• [RECORDS SHOWN]

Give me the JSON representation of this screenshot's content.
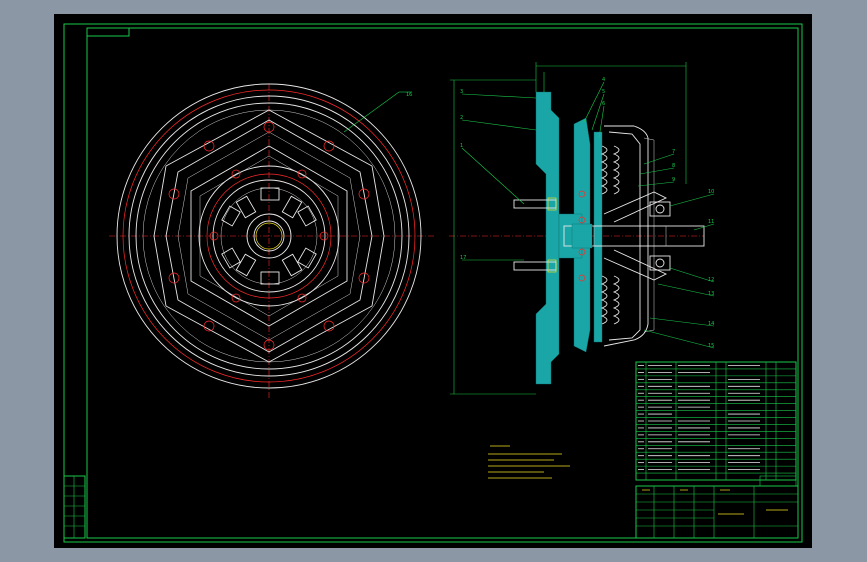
{
  "drawing": {
    "palette": {
      "frame": "#8c97a5",
      "background": "#000000",
      "line": "#17c84a",
      "outline": "#e8e8e8",
      "centerline": "#ff2a2a",
      "section_fill": "#1aa6a6",
      "highlight": "#f0e020"
    },
    "callouts": [
      "3",
      "2",
      "1",
      "17",
      "4",
      "5",
      "6",
      "7",
      "8",
      "9",
      "10",
      "11",
      "12",
      "13",
      "14",
      "15",
      "16"
    ]
  }
}
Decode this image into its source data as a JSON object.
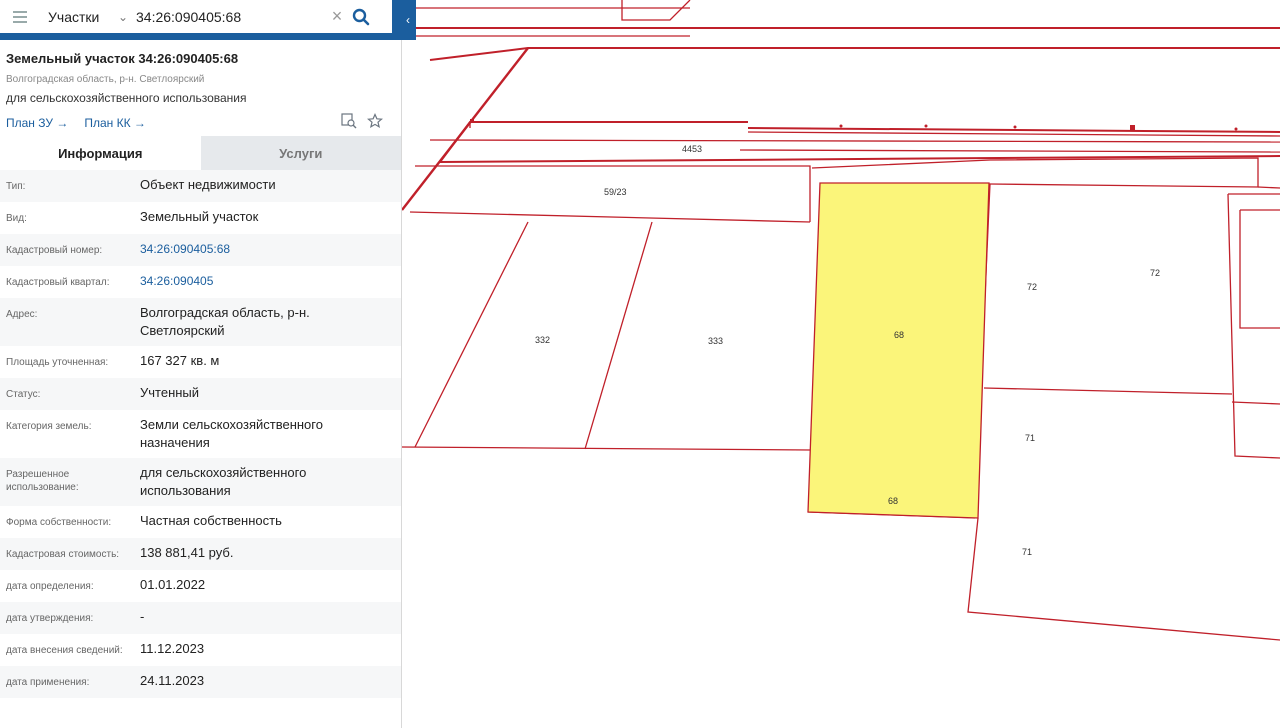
{
  "search": {
    "type_label": "Участки",
    "query": "34:26:090405:68"
  },
  "object": {
    "title": "Земельный участок 34:26:090405:68",
    "region": "Волгоградская область, р-н. Светлоярский",
    "use": "для сельскохозяйственного использования",
    "plan_zu": "План ЗУ",
    "plan_kk": "План КК"
  },
  "tabs": {
    "info": "Информация",
    "services": "Услуги"
  },
  "rows": [
    {
      "key": "Тип:",
      "value": "Объект недвижимости"
    },
    {
      "key": "Вид:",
      "value": "Земельный участок"
    },
    {
      "key": "Кадастровый номер:",
      "value": "34:26:090405:68"
    },
    {
      "key": "Кадастровый квартал:",
      "value": "34:26:090405"
    },
    {
      "key": "Адрес:",
      "value": "Волгоградская область, р-н. Светлоярский"
    },
    {
      "key": "Площадь уточненная:",
      "value": "167 327 кв. м"
    },
    {
      "key": "Статус:",
      "value": "Учтенный"
    },
    {
      "key": "Категория земель:",
      "value": "Земли сельскохозяйственного назначения"
    },
    {
      "key": "Разрешенное использование:",
      "value": "для сельскохозяйственного использования"
    },
    {
      "key": "Форма собственности:",
      "value": "Частная собственность"
    },
    {
      "key": "Кадастровая стоимость:",
      "value": "138 881,41 руб."
    },
    {
      "key": "дата определения:",
      "value": "01.01.2022"
    },
    {
      "key": "дата утверждения:",
      "value": "-"
    },
    {
      "key": "дата внесения сведений:",
      "value": "11.12.2023"
    },
    {
      "key": "дата применения:",
      "value": "24.11.2023"
    }
  ],
  "map_labels": {
    "l4453": "4453",
    "l5923": "59/23",
    "l332": "332",
    "l333": "333",
    "l68a": "68",
    "l68b": "68",
    "l72a": "72",
    "l72b": "72",
    "l71a": "71",
    "l71b": "71"
  },
  "colors": {
    "accent": "#1b5e9e",
    "parcel_line": "#c0202a",
    "selected_fill": "#fbf57a"
  }
}
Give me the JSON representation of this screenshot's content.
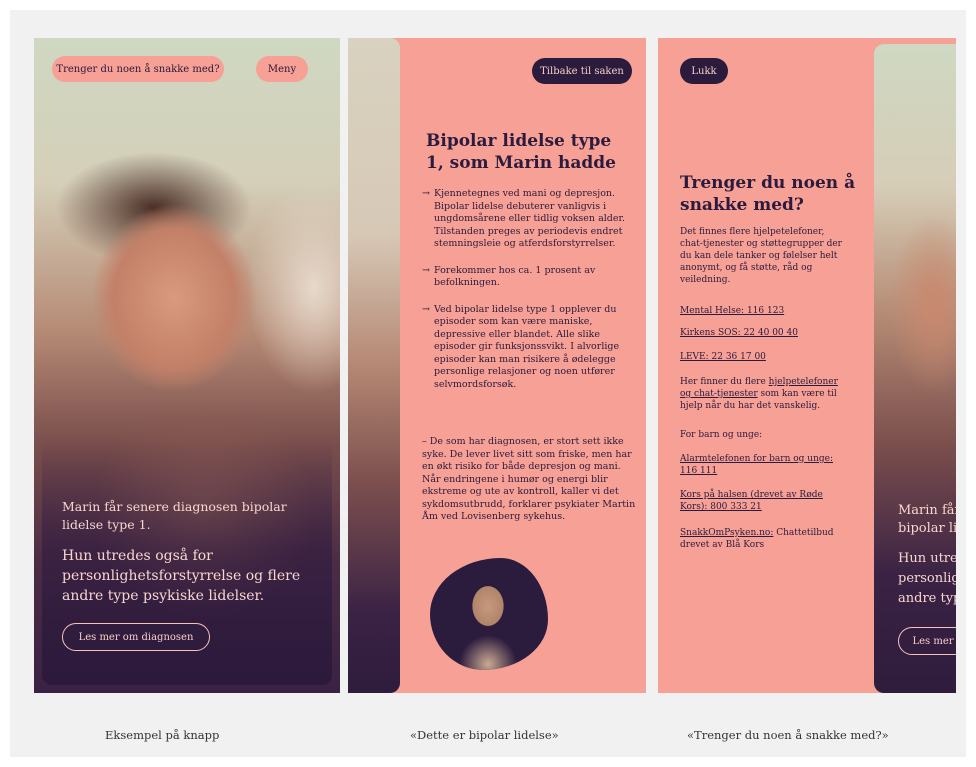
{
  "panel1": {
    "help_button": "Trenger du noen å snakke med?",
    "menu_button": "Meny",
    "caption_small": "Marin får senere diagnosen bipolar lidelse type 1.",
    "caption_large": "Hun utredes også for personlighetsforstyrrelse og flere andre type psykiske lidelser.",
    "read_more_button": "Les mer om diagnosen"
  },
  "panel2": {
    "back_button": "Tilbake til saken",
    "title": "Bipolar lidelse type 1, som Marin hadde",
    "bullets": [
      "Kjennetegnes ved mani og depresjon. Bipolar lidelse debuterer vanligvis i ungdomsårene eller tidlig voksen alder. Tilstanden preges av periodevis endret stemningsleie og atferdsforstyrrelser.",
      "Forekommer hos ca. 1 prosent av befolkningen.",
      "Ved bipolar lidelse type 1 opplever du episoder som kan være maniske, depressive eller blandet. Alle slike episoder gir funksjonssvikt. I alvorlige episoder kan man risikere å ødelegge personlige relasjoner og noen utfører selvmordsforsøk."
    ],
    "bullet_marker": "→",
    "quote": "– De som har diagnosen, er stort sett ikke syke. De lever livet sitt som friske, men har en økt risiko for både depresjon og mani. Når endringene i humør og energi blir ekstreme og ute av kontroll, kaller vi det sykdomsutbrudd, forklarer psykiater Martin Åm ved Lovisenberg sykehus."
  },
  "panel3": {
    "close_button": "Lukk",
    "title": "Trenger du noen å snakke med?",
    "intro": "Det finnes flere hjelpetelefoner, chat-tjenester og støttegrupper der du kan dele tanker og følelser helt anonymt, og få støtte, råd og veiledning.",
    "mental_helse": "Mental Helse: 116 123",
    "kirkens_sos": "Kirkens SOS: 22 40 00 40",
    "leve": "LEVE: 22 36 17 00",
    "more_prefix": "Her finner du flere ",
    "more_link": "hjelpetelefoner og chat-tjenester",
    "more_suffix": " som kan være til hjelp når du har det vanskelig.",
    "kids_heading": "For barn og unge:",
    "alarm": "Alarmtelefonen for barn og unge: 116 111",
    "kors": "Kors på halsen (drevet av Røde Kors): 800 333 21",
    "snakk_link": "SnakkOmPsyken.no:",
    "snakk_suffix": " Chattetilbud drevet av Blå Kors",
    "peek_caption_1": "Marin får",
    "peek_caption_2": "bipolar li",
    "peek_caption_3": "Hun utre",
    "peek_caption_4": "personlig",
    "peek_caption_5": "andre typ",
    "peek_button": "Les mer"
  },
  "captions": {
    "a": "Eksempel på knapp",
    "b": "«Dette er bipolar lidelse»",
    "c": "«Trenger du noen å snakke med?»"
  },
  "colors": {
    "coral": "#f7a096",
    "aubergine": "#2b1b3d",
    "background": "#f1f1f1"
  }
}
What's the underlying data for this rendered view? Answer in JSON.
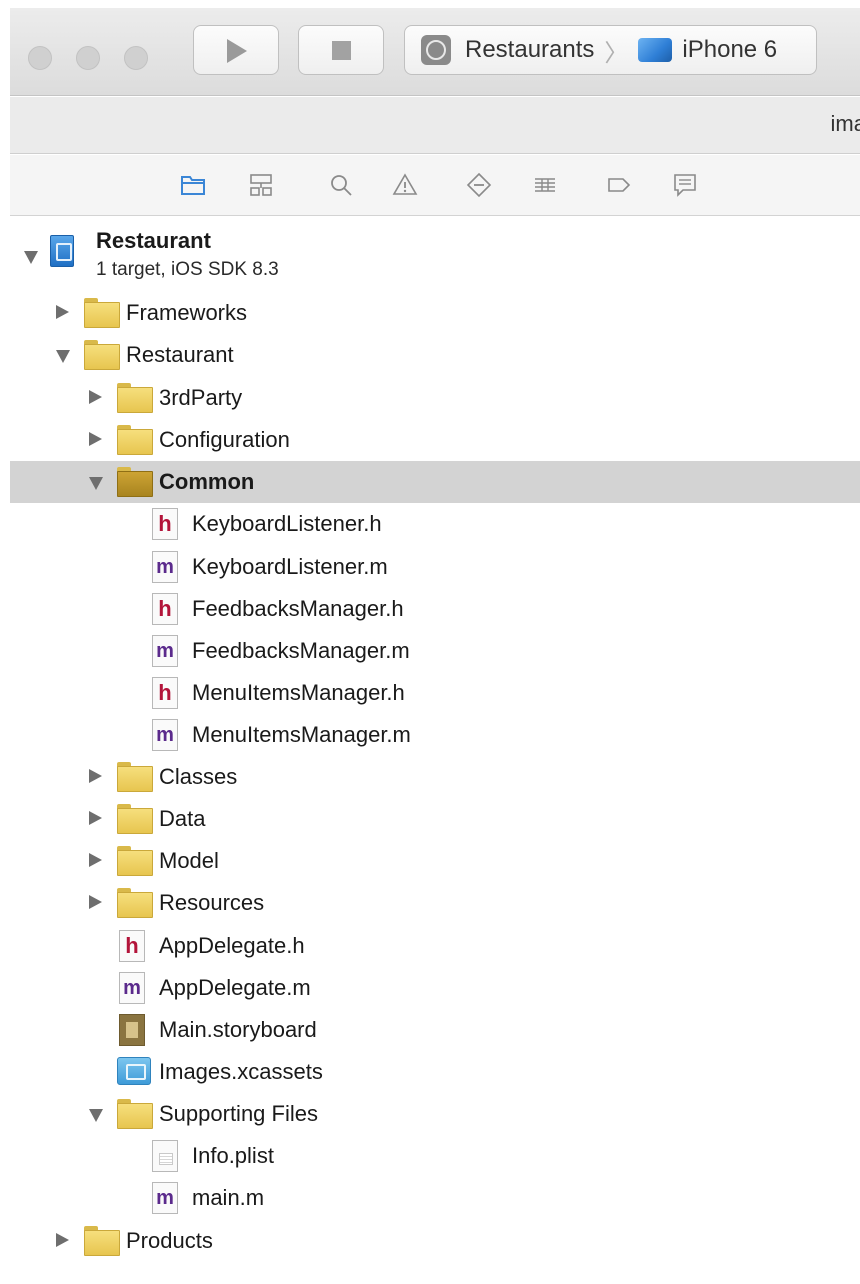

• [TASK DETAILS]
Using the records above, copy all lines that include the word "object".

• [WRITTEN REPLY]
Decode this image into its source data as a JSON object.
  "object": {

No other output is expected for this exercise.